[[ Material for this task, beginning ]]
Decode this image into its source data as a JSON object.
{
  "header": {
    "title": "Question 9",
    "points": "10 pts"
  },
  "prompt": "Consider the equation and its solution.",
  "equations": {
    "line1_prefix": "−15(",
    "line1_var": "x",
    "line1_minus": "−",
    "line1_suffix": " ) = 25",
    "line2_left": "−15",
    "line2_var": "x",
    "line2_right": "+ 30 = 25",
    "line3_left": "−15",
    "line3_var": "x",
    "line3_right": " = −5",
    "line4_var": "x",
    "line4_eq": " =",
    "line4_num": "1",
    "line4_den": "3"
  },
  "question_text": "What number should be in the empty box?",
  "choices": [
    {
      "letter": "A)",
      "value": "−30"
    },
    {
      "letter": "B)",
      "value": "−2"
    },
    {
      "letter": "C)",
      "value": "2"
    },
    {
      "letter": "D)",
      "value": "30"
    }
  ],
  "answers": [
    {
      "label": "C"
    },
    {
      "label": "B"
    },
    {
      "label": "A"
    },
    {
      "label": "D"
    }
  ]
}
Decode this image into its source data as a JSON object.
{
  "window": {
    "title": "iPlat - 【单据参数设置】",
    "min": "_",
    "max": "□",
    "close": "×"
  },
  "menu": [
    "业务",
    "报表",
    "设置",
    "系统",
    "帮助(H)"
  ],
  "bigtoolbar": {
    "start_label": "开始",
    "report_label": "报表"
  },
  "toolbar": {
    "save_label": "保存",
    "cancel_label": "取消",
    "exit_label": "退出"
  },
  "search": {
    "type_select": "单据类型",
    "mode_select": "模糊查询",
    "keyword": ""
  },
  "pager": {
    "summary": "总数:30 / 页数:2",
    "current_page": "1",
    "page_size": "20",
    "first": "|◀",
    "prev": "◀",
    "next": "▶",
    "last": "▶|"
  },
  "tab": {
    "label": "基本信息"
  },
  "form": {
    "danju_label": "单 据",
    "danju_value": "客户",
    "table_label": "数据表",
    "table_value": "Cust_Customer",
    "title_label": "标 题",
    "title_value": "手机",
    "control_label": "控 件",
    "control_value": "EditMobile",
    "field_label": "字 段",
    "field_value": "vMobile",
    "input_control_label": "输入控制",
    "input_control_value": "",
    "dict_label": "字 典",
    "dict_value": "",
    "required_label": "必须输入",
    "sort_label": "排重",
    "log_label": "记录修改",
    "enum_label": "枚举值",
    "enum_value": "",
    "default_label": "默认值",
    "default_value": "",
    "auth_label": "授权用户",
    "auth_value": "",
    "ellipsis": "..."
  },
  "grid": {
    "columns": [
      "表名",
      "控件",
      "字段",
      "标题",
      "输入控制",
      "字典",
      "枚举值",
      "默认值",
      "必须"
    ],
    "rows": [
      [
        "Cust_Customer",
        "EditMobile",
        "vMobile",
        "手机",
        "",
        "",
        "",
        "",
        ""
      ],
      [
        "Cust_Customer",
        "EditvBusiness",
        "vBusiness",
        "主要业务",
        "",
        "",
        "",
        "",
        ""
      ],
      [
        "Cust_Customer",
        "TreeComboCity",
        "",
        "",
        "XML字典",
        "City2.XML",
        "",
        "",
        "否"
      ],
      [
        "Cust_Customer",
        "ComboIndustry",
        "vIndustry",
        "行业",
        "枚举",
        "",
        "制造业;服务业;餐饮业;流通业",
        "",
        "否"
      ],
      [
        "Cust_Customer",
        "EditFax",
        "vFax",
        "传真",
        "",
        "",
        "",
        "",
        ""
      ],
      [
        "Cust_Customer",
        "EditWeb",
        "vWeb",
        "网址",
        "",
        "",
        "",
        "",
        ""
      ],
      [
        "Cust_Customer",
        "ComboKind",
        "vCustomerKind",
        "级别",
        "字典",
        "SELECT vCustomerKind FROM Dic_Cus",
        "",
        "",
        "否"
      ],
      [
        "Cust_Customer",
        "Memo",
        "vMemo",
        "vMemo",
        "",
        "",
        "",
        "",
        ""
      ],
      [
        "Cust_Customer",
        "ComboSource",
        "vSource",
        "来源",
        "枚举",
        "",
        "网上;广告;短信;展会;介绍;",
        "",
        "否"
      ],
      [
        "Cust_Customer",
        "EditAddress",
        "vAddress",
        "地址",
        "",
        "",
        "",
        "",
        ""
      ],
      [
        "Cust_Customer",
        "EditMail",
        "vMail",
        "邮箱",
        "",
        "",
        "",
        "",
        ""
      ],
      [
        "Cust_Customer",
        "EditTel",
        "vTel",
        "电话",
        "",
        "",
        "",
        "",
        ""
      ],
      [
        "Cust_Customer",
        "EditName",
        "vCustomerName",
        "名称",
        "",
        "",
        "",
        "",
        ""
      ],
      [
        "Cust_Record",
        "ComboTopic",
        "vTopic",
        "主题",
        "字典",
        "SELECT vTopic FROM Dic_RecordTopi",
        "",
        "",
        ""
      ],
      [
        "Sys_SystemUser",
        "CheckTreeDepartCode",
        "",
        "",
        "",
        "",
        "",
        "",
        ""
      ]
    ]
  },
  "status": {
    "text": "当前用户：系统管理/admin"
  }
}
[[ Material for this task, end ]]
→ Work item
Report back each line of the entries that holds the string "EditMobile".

→ Response to the exercise
    "control_value": "EditMobile",
        "EditMobile",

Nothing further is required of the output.